The digital workplace is the experience of work delivered through the collective use of connected devices, software and interfaces to drive efficiencies and engagement through the organisation.

What was equally good about this session was the discussion about moving from a personalised intranet, to a social intranet to the digital workplace and I really do think we are still far away from all being comfortable with a social intranet let alone a digital workplace.

Is the answer something like Workplace by Facebook because the majority of users will know the functionality? Maybe. But the fundamental challenge of connecting people at work who serve customers, without mobile phones to hand and an expectation to use their own device in their own time is not something a new channel can fix overnight.

Chatbots and ducks

I cannot thank Sharon O’Dea enough for her session on chatbots. This is an area still quite unknown so I was grateful for the chance to hear more and understand how they could be applied internally and throughout the exercises it became clear we can naturally complicate scenarios that should be simple. As an internal communicator interested in driving efficiencies through digital communication, this sort of advancement is fascinating for our industry.

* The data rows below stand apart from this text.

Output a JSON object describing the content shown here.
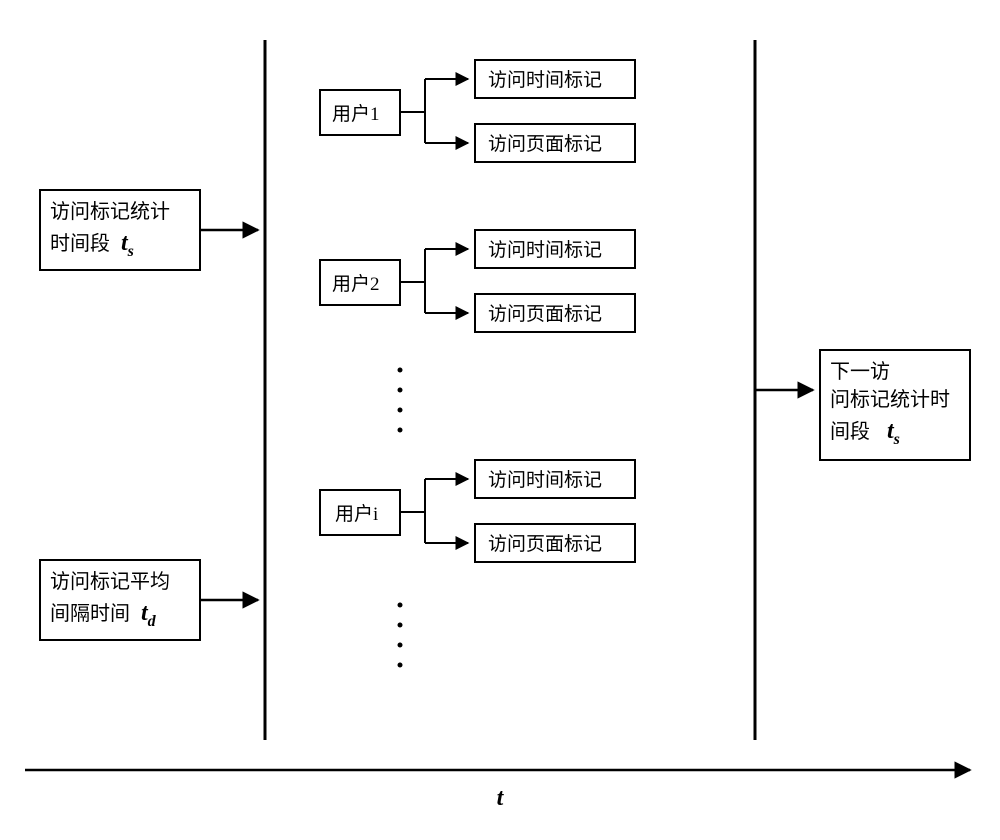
{
  "left": {
    "stats": {
      "line1": "访问标记统计",
      "line2_prefix": "时间段",
      "var": "t",
      "sub": "s"
    },
    "avg": {
      "line1": "访问标记平均",
      "line2_prefix": "间隔时间",
      "var": "t",
      "sub": "d"
    }
  },
  "users": {
    "u1": {
      "label": "用户1",
      "time": "访问时间标记",
      "page": "访问页面标记"
    },
    "u2": {
      "label": "用户2",
      "time": "访问时间标记",
      "page": "访问页面标记"
    },
    "ui": {
      "label": "用户i",
      "time": "访问时间标记",
      "page": "访问页面标记"
    }
  },
  "right": {
    "line1": "下一访",
    "line2": "问标记统计时",
    "line3_prefix": "间段",
    "var": "t",
    "sub": "s"
  },
  "axis": {
    "label": "t"
  }
}
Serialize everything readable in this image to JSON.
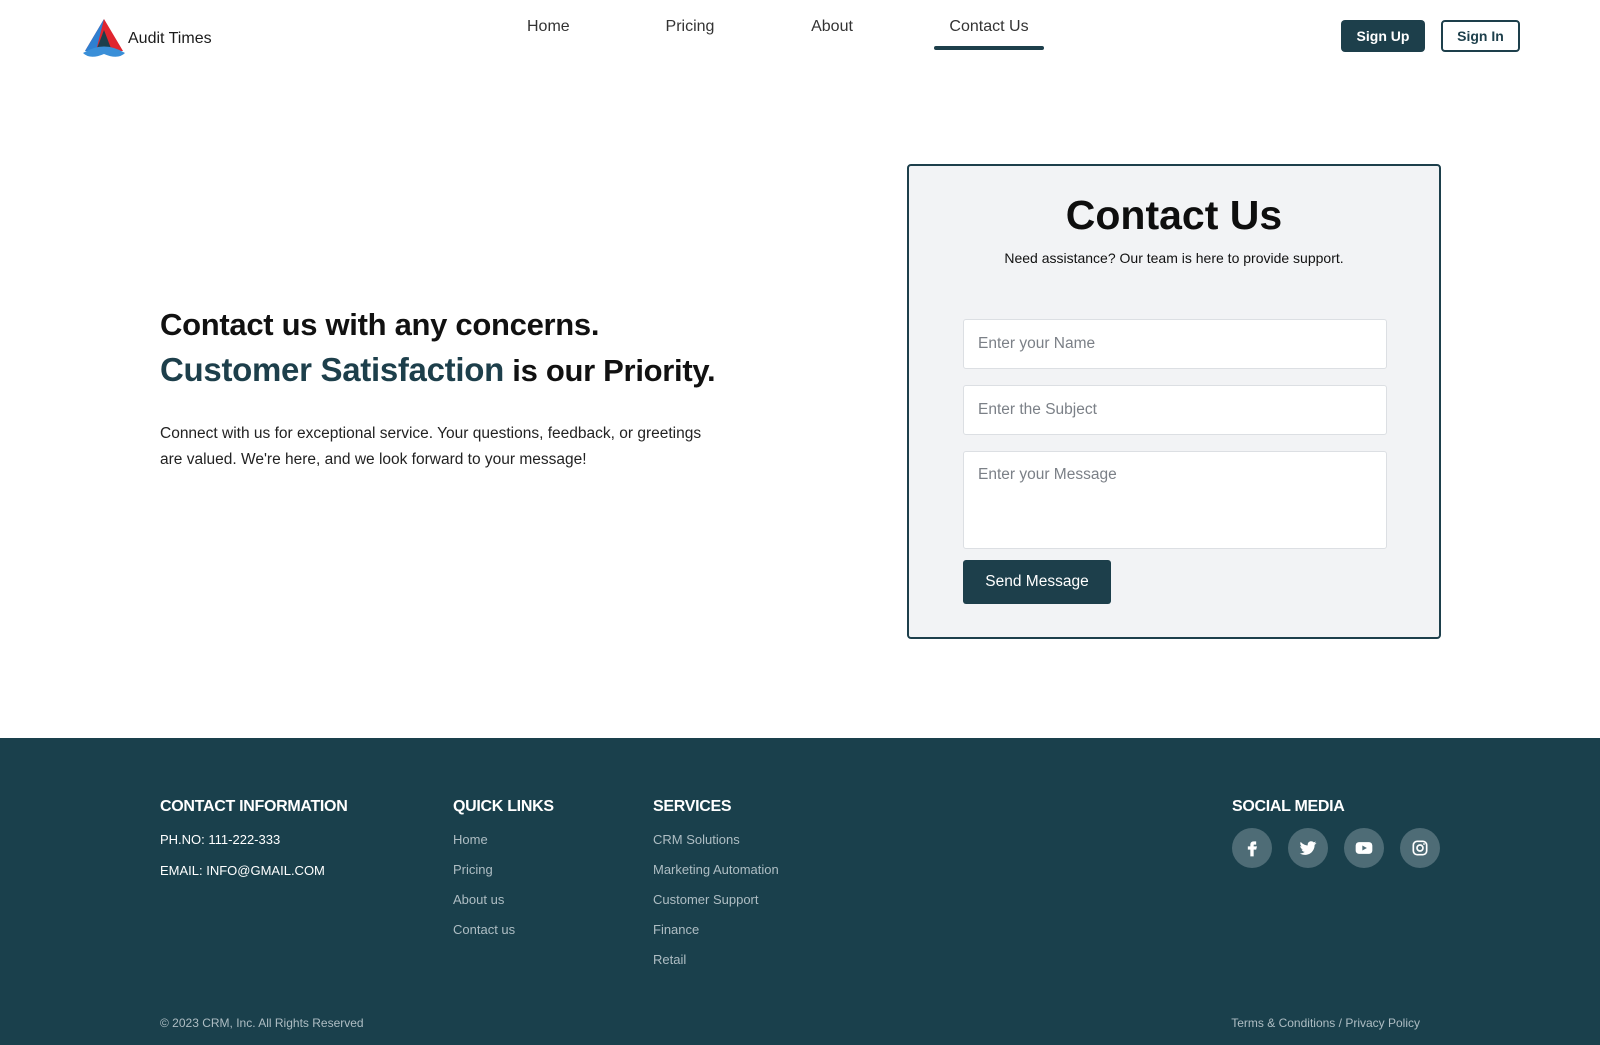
{
  "header": {
    "brand_name": "Audit Times",
    "nav": [
      {
        "label": "Home"
      },
      {
        "label": "Pricing"
      },
      {
        "label": "About"
      },
      {
        "label": "Contact Us"
      }
    ],
    "active_nav": "Contact Us",
    "signup_label": "Sign Up",
    "signin_label": "Sign In"
  },
  "hero": {
    "headline_part1": "Contact us with any concerns. ",
    "headline_highlight": "Customer Satisfaction",
    "headline_part2": " is our Priority.",
    "body": "Connect with us for exceptional service. Your questions, feedback, or greetings are valued. We're here, and we look forward to your message!"
  },
  "form": {
    "title": "Contact Us",
    "subtitle": "Need assistance? Our team is here to provide support.",
    "name_placeholder": "Enter your Name",
    "subject_placeholder": "Enter the Subject",
    "message_placeholder": "Enter your Message",
    "send_label": "Send Message"
  },
  "footer": {
    "contact": {
      "heading": "CONTACT INFORMATION",
      "phone": "PH.NO: 111-222-333",
      "email": "EMAIL: INFO@GMAIL.COM"
    },
    "quick_links": {
      "heading": "QUICK LINKS",
      "items": [
        "Home",
        "Pricing",
        "About us",
        "Contact us"
      ]
    },
    "services": {
      "heading": "SERVICES",
      "items": [
        "CRM Solutions",
        "Marketing Automation",
        "Customer Support",
        "Finance",
        "Retail"
      ]
    },
    "social": {
      "heading": "SOCIAL MEDIA",
      "icons": [
        "facebook-icon",
        "twitter-icon",
        "youtube-icon",
        "instagram-icon"
      ]
    },
    "copyright": "© 2023 CRM, Inc. All Rights Reserved",
    "terms": "Terms & Conditions",
    "separator": " / ",
    "privacy": "Privacy Policy"
  },
  "colors": {
    "primary": "#1d3f4b",
    "footer_bg": "#1a404c",
    "card_bg": "#f2f3f5",
    "logo_red": "#e0252f",
    "logo_blue": "#2e7fd1"
  }
}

The power of the duck has been chatted about since Alive with Ideas hosted their Ask the Guru event with CIPR Inside earlier in May and it’s an interesting concept. What I loved about this session was that it was more about the broader internal comms arena than just social and gave us all ideas on how to creatively create an adoption campaign inside an organisation using some new techniques.

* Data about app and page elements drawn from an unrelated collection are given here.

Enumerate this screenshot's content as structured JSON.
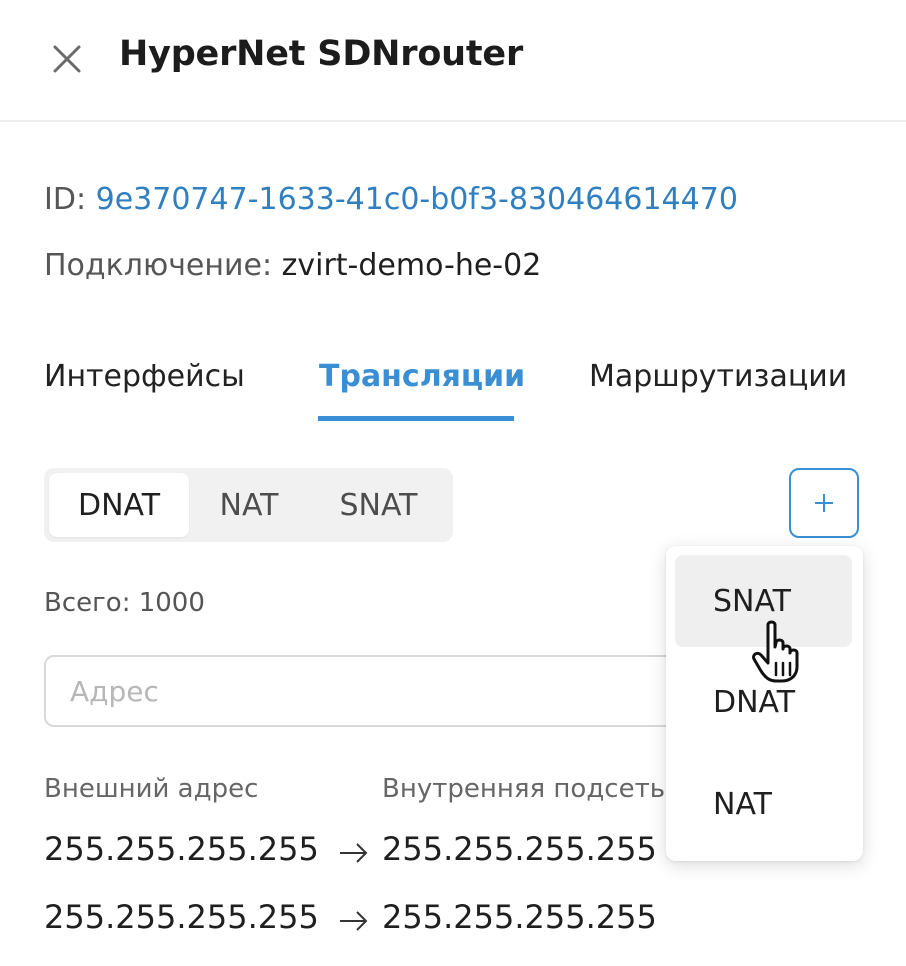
{
  "header": {
    "title": "HyperNet SDNrouter",
    "close_icon": "close-icon"
  },
  "info": {
    "id_label": "ID:",
    "id_value": "9e370747-1633-41c0-b0f3-830464614470",
    "connection_label": "Подключение:",
    "connection_value": "zvirt-demo-he-02"
  },
  "tabs": [
    {
      "label": "Интерфейсы",
      "active": false
    },
    {
      "label": "Трансляции",
      "active": true
    },
    {
      "label": "Маршрутизации",
      "active": false
    }
  ],
  "segmented": {
    "options": [
      "DNAT",
      "NAT",
      "SNAT"
    ],
    "selected": "DNAT"
  },
  "add_button": {
    "icon": "plus-icon",
    "label": "+"
  },
  "total_text": "Всего: 1000",
  "search": {
    "placeholder": "Адрес",
    "value": ""
  },
  "table": {
    "columns": [
      "Внешний адрес",
      "Внутренняя подсеть"
    ],
    "rows": [
      {
        "external": "255.255.255.255",
        "internal": "255.255.255.255"
      },
      {
        "external": "255.255.255.255",
        "internal": "255.255.255.255"
      }
    ],
    "arrow_icon": "arrow-right-icon"
  },
  "dropdown": {
    "items": [
      "SNAT",
      "DNAT",
      "NAT"
    ],
    "hovered": "SNAT"
  },
  "colors": {
    "accent": "#3a8fd4",
    "link": "#2f7fc1",
    "text": "#1f1f1f",
    "muted": "#565656"
  }
}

Getting the basics right and the importance of adoption

The final session was a reminder about the importance of project planning and I’m thankful again for my IT project manager for teaching me some of these skills already. Adrienne took us all through some good principles around project management and while it seems really heavy – taking the time to do this will make the project much easier.

As I left the event on Tuesday I felt motivated and a little saddened that our journey to create a digital workplace still seems far away. The investment from organisations to do this and do it well is still minimal and the adoption piece is always the bit that gets left behind. To be an internal communicator today your drive and tenacity must be excellent to drive through the business case, the budget requirements, the resource and the ongoing development. Do we really need it? Yes…go and spend a day working in an organisation where there is no collaboration platform in place and you will easily see how difficult it is to work efficiently across multiple sites and countries in today’s business world.